Goal of the exercise –
Lines before the one containing "Transcribe this image's" are to be left out; that line and every line after it, through the last line below, are to be reproduced exactly.
Start of Material supplied
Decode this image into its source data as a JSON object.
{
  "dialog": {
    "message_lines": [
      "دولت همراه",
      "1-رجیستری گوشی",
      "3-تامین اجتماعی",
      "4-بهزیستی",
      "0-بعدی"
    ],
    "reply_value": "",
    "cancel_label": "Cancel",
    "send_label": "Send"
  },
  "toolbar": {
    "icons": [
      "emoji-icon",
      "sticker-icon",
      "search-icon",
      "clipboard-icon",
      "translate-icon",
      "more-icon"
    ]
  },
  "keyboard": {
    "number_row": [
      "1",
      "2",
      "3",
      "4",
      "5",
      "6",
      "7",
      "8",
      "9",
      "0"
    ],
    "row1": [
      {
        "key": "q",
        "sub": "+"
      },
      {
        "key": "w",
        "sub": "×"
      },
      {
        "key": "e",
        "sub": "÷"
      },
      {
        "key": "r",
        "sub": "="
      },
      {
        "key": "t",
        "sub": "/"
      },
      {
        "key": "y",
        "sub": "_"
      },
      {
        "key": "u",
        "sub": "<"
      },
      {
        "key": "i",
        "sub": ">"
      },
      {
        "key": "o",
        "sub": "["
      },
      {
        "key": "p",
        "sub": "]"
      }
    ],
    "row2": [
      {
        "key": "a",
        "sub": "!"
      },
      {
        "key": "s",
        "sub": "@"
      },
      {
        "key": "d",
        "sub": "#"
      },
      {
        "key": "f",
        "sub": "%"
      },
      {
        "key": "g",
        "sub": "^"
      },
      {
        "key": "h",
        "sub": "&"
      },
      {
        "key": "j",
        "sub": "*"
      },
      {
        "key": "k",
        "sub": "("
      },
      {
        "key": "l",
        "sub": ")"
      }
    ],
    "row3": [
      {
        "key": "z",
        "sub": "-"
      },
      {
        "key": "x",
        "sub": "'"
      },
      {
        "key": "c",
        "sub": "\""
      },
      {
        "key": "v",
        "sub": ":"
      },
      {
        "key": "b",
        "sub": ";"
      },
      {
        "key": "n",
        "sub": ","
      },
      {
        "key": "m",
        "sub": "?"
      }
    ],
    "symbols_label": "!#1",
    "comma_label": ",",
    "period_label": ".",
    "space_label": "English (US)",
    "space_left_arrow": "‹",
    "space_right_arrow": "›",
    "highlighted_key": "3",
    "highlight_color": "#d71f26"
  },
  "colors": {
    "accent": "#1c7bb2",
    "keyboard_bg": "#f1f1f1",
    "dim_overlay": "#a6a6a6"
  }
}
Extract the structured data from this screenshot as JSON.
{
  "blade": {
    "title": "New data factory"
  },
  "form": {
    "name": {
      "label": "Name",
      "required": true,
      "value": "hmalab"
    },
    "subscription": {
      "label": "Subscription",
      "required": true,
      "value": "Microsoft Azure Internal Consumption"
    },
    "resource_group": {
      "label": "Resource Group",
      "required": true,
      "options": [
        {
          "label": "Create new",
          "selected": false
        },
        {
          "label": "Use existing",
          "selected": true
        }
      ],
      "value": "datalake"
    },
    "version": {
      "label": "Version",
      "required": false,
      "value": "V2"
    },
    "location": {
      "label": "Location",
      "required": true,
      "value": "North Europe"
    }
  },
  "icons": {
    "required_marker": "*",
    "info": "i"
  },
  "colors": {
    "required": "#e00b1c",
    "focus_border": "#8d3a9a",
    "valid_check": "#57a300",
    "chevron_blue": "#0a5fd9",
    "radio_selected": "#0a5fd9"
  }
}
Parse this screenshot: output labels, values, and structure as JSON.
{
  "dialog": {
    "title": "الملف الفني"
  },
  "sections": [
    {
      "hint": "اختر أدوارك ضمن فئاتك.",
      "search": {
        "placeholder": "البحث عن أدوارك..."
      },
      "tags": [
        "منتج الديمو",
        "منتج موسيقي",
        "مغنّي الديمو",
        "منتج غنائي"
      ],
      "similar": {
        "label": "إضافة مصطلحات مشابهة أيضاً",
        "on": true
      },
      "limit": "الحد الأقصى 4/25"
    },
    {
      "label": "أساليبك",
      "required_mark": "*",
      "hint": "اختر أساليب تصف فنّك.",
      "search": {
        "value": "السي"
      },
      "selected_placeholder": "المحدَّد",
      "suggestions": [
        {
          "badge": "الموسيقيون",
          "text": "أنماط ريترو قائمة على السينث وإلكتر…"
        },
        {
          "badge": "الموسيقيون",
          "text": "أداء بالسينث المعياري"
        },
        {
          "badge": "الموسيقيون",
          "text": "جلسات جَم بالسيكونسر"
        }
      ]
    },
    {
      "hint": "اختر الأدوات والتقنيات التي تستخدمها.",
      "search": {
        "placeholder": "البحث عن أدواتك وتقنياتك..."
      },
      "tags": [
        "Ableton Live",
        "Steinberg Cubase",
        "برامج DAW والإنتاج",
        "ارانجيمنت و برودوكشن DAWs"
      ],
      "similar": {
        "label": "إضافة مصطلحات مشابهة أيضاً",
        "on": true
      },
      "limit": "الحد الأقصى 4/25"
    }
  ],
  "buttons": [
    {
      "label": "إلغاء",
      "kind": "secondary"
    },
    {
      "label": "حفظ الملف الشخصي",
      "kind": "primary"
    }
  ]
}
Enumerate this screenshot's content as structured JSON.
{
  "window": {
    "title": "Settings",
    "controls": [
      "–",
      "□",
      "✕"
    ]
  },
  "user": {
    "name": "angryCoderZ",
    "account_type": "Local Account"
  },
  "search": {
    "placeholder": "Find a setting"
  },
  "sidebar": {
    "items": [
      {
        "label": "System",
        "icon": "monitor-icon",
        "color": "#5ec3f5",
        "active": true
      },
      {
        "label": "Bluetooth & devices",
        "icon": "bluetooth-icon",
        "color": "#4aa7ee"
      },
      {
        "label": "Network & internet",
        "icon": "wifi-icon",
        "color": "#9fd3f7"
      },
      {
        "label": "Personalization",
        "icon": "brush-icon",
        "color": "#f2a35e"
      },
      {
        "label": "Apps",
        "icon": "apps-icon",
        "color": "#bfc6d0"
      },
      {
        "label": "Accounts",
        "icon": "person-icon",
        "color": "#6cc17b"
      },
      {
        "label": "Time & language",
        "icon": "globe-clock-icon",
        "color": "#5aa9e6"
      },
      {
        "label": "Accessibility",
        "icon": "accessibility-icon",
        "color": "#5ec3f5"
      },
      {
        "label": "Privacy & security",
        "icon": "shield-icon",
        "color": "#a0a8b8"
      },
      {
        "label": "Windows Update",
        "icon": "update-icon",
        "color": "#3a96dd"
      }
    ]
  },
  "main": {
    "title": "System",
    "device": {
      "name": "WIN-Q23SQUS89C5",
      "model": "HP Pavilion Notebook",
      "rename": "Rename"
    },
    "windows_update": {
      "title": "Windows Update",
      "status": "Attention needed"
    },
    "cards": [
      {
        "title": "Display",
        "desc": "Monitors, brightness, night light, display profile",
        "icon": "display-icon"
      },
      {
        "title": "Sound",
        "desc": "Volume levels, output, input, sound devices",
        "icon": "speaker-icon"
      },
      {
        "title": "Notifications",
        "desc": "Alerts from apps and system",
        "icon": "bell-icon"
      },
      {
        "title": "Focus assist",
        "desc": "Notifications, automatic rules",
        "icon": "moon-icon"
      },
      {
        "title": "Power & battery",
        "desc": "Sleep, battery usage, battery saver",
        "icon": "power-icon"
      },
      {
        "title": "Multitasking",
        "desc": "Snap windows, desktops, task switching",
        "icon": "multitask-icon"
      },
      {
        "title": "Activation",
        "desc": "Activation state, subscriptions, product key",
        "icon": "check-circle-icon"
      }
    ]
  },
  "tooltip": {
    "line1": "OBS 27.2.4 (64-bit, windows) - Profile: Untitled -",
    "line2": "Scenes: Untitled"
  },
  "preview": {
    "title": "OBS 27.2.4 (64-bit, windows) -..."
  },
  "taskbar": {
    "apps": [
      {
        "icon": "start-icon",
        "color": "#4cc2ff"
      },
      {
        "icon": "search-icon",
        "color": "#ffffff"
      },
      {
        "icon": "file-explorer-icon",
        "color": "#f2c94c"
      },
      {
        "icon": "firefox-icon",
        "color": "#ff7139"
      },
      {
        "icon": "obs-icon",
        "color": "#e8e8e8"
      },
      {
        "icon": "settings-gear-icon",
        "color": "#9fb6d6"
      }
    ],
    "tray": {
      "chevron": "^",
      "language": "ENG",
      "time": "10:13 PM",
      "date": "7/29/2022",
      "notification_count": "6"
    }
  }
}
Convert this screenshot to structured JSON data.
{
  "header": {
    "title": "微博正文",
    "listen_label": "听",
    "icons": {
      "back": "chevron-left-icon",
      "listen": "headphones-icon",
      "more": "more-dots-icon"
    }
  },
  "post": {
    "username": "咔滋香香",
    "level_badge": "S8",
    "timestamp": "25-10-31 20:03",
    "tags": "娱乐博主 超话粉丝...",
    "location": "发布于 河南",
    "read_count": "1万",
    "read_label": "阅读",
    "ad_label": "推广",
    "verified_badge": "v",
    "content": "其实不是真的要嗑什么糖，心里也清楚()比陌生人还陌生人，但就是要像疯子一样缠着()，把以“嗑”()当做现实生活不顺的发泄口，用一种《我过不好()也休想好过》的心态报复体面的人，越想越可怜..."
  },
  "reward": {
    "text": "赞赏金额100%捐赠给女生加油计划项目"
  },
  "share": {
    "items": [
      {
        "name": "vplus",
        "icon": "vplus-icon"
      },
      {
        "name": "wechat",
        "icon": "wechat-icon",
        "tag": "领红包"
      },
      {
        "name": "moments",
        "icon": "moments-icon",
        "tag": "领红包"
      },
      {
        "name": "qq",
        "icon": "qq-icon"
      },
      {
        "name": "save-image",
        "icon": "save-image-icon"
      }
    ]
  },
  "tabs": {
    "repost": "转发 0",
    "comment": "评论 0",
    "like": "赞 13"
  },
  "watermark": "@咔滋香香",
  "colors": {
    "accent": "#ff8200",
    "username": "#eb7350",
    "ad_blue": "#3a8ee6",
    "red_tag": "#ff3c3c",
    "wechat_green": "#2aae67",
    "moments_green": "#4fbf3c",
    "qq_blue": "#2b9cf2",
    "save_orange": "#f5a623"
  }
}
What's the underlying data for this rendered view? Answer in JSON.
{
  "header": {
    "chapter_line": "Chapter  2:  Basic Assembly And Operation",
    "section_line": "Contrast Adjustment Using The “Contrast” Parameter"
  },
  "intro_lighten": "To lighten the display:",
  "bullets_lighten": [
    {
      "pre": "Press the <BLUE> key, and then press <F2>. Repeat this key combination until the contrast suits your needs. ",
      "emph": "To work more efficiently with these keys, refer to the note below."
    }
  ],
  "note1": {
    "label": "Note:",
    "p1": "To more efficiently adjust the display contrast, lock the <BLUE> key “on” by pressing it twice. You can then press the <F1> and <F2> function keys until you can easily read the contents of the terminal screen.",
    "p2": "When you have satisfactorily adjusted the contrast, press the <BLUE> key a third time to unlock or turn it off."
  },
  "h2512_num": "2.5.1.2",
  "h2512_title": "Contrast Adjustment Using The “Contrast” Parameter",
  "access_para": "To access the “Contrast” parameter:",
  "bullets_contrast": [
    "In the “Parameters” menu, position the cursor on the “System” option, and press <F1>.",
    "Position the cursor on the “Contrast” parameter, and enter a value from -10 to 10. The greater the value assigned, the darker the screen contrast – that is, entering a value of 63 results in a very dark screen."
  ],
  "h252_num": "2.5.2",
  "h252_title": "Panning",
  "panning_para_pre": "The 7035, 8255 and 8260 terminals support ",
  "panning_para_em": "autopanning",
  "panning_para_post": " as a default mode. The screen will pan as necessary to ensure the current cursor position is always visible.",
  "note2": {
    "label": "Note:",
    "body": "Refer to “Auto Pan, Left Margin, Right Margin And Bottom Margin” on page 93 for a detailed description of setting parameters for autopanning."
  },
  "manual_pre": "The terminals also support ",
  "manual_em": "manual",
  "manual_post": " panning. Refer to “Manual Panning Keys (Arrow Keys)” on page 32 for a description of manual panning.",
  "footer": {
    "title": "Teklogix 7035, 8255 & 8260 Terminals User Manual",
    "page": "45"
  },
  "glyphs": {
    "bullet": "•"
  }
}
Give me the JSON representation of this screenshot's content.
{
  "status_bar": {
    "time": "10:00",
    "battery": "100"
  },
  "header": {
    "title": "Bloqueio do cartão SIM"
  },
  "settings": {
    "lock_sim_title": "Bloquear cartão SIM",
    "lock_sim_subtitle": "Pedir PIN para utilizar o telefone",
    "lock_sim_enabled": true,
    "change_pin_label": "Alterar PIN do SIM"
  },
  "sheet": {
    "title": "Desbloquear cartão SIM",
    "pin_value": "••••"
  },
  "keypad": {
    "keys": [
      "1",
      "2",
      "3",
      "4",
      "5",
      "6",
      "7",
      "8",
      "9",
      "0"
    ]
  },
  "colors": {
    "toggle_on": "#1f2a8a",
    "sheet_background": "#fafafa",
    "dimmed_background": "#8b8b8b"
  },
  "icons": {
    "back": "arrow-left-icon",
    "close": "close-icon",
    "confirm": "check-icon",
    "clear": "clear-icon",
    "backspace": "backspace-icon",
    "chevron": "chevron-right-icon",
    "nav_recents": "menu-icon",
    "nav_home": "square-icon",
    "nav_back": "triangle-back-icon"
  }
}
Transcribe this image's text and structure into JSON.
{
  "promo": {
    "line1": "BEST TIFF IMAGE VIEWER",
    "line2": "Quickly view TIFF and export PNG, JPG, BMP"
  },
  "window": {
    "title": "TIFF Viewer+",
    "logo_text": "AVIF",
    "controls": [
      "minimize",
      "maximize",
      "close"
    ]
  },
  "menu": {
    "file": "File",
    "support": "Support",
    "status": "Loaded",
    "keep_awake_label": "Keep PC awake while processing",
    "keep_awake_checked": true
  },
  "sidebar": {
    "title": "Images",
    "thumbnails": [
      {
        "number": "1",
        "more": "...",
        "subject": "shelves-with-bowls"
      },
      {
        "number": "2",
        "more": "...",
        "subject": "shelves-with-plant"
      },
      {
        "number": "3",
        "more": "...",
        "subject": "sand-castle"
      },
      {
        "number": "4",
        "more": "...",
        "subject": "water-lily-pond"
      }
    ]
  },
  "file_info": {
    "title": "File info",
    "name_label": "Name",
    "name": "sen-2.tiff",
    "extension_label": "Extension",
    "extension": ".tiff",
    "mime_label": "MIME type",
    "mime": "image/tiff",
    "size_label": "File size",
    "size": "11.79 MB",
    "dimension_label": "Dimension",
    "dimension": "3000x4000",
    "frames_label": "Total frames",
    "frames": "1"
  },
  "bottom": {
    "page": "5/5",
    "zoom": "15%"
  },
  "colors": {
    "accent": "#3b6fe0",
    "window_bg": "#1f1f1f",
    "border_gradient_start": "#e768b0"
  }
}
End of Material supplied
Task output –
Transcribe this image's text and structure into JSON.
{
  "promo": {
    "line1": "BEST TIFF IMAGE VIEWER",
    "line2": "Quickly view TIFF and export PNG, JPG, BMP"
  },
  "window": {
    "title": "TIFF Viewer+",
    "logo_text": "AVIF",
    "controls": [
      "minimize",
      "maximize",
      "close"
    ]
  },
  "menu": {
    "file": "File",
    "support": "Support",
    "status": "Loaded",
    "keep_awake_label": "Keep PC awake while processing",
    "keep_awake_checked": true
  },
  "sidebar": {
    "title": "Images",
    "thumbnails": [
      {
        "number": "1",
        "more": "...",
        "subject": "shelves-with-bowls"
      },
      {
        "number": "2",
        "more": "...",
        "subject": "shelves-with-plant"
      },
      {
        "number": "3",
        "more": "...",
        "subject": "sand-castle"
      },
      {
        "number": "4",
        "more": "...",
        "subject": "water-lily-pond"
      }
    ]
  },
  "file_info": {
    "title": "File info",
    "name_label": "Name",
    "name": "sen-2.tiff",
    "extension_label": "Extension",
    "extension": ".tiff",
    "mime_label": "MIME type",
    "mime": "image/tiff",
    "size_label": "File size",
    "size": "11.79 MB",
    "dimension_label": "Dimension",
    "dimension": "3000x4000",
    "frames_label": "Total frames",
    "frames": "1"
  },
  "bottom": {
    "page": "5/5",
    "zoom": "15%"
  },
  "colors": {
    "accent": "#3b6fe0",
    "window_bg": "#1f1f1f",
    "border_gradient_start": "#e768b0"
  }
}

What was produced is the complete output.